Can you imagine the looks on the faces of the waiters! They stood still in their tracks. Up rushed the management supervisor demanding to know what it was all about. He was politely told by our elected speaker, Wal Hannington, that we would like to be served with some tea and sandwiches because we were very tired and hungry, but he was not to be anxious and could present the bill which would be paid on the spot.

When the supervisor regained his breath he said, in a very cultured, precise Oxford-English voice: “I cannot permit you to be served. You are not our usual type of customer. You know full well that you are not accustomed to dine in an establishment of this quality. If you do not leave I shall have to send for the police.” (This had already been done.) In reply our spokesman informed him that many was the Saturday when wealthy clients of the Ritz would drive down to the East End workmen’s caffs in their Rollses and Daimlers and have a jolly hot saveloy, old Boy7, what! Slumming, they called it, and they too were in unusual attire and frequenting establishments that were not accustomed to such a clientele; nevertheless, said our spokesman, these gentlemen were treated with courtesy and civility and nobody sent for the police. The Ritz, he added, was not a private members’ club but a public restaurant ; he requested the supervisor to give orders to the staff to serve us with the refreshments we had asked for.

The appeal might just as well have ben addressed to the chandelier which hung from the ceiling. The supervisor stood there with a look of scorn, waiting for the police to come and throw us out. We refused to budge, insisting on our right as members of the general public, with legal tender in our pockets, to be served with what we had ordered. Meanwhile Wally had mounted the orchestra platform to address us; waiters and kitchen staff stood around dumbfounded at our temerity. But our speaker was incensed and in good form, and the issue of class privilege was clearly put. I noticed several of the staff members nodding their heads as the speaker touched on salient points. His speech was never finished, however, for the Grill was soon surrounded by the police. A couple of inspectors came over and consulted our organizers; we were ordered to leave, and did so in an orderly manner. As we filed out several of the waiters came up to wish us luck in our campaign, and pressed money into our hands.

‘Jack Dash, The Invasion of the Ritz Hotel (c.1938)’ in Colin Firth and Anthony Arnove, The People Speak: Democracy Is Not A Spectator Sport (Edinburgh: Canongate 2012) 296-7.

The invasion of the Ritz Hotel was also featured a little while ago in a previous episode of the One Show on BBC 1.
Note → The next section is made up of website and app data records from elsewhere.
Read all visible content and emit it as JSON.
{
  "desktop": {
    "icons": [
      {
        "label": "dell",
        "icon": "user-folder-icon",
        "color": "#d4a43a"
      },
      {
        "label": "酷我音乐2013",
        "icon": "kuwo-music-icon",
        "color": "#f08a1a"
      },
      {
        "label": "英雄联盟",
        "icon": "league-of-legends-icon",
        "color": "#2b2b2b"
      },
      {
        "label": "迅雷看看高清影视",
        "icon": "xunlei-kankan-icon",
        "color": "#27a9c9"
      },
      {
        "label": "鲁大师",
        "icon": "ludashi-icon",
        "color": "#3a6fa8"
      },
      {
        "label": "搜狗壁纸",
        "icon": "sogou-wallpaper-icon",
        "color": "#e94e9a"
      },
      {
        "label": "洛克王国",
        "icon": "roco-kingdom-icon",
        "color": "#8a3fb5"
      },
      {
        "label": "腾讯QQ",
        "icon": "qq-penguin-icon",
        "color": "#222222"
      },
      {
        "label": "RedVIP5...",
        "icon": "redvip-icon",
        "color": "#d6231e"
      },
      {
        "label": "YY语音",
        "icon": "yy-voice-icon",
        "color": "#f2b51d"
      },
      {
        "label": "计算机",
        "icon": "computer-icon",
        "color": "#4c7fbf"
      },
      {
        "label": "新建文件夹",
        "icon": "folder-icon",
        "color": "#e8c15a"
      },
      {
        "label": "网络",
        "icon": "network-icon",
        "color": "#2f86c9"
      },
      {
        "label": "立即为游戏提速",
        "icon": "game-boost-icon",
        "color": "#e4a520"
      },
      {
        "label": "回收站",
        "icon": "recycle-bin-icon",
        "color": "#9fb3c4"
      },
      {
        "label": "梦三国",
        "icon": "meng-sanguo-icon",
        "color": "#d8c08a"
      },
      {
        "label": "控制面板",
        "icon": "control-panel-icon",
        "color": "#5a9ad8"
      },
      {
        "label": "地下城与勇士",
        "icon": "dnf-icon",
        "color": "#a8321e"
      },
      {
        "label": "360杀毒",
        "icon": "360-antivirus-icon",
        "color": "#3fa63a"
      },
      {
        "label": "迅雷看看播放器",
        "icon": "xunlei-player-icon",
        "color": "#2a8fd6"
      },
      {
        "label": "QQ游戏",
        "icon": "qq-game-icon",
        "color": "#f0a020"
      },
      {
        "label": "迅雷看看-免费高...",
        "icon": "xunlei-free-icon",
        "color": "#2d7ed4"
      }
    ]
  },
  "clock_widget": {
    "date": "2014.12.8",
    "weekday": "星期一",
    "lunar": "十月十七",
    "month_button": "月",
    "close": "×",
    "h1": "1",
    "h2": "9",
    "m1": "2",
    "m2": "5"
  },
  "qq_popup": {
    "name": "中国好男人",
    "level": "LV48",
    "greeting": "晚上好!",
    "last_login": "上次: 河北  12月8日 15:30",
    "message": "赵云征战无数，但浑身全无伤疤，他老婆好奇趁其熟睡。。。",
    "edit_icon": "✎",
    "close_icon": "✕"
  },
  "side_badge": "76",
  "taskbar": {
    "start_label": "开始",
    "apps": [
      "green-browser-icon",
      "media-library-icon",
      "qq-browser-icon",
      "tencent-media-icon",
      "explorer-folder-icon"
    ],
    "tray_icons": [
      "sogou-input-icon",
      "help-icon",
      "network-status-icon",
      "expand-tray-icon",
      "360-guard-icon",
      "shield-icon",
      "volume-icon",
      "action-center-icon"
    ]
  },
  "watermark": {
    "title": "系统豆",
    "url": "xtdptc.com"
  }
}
The authors of Socialist Enterprise: Reclaiming the Economy, Diana Gilhespy, Ken Jones, Tony Manwaring, Henry Neuburger, and Adam Sharples also note the establishment of centres for unemployed workers in Brmingham, Coventry and Sandwell, as well as the establishment of a Birmingham Trade Union Resource Centre and support given to a Workshop in Coventry to support unions campaigning against the closure of their firms. West Midlands County Council also had an Economic Development Unit had a trade union liaison officer. It also produced a ‘Jobs at Risk’ information pack for workers whose companies were either in difficulties or about to close down. (p. 59).

I’m sure there are organisations like the National Unemployed Workers Union campaigning for the unemployed. Unfortunately, the trade unions have been decimated by Thatcher and successive administrations, while local authorities have found their spending savagely attacked. No doubt part of this was to prevent Left-wing councils spreading such subversion by empowering the hoi polloi. We could, however, do with a few more very visible protests and campaigns to raise the profile of unemployment, and just how savage, degrading and inadequate current welfare provision is. Pointing out that IDS’ reforms are leading to deaths of 38,000 per year, so that no-one can claim ignorance, would also be an immense help. I do wonder if a mass march on Chipping Norton, or invasion of the Carlton Club following the example of Jack Dash and the Ritz wouldn’t do any harm, either.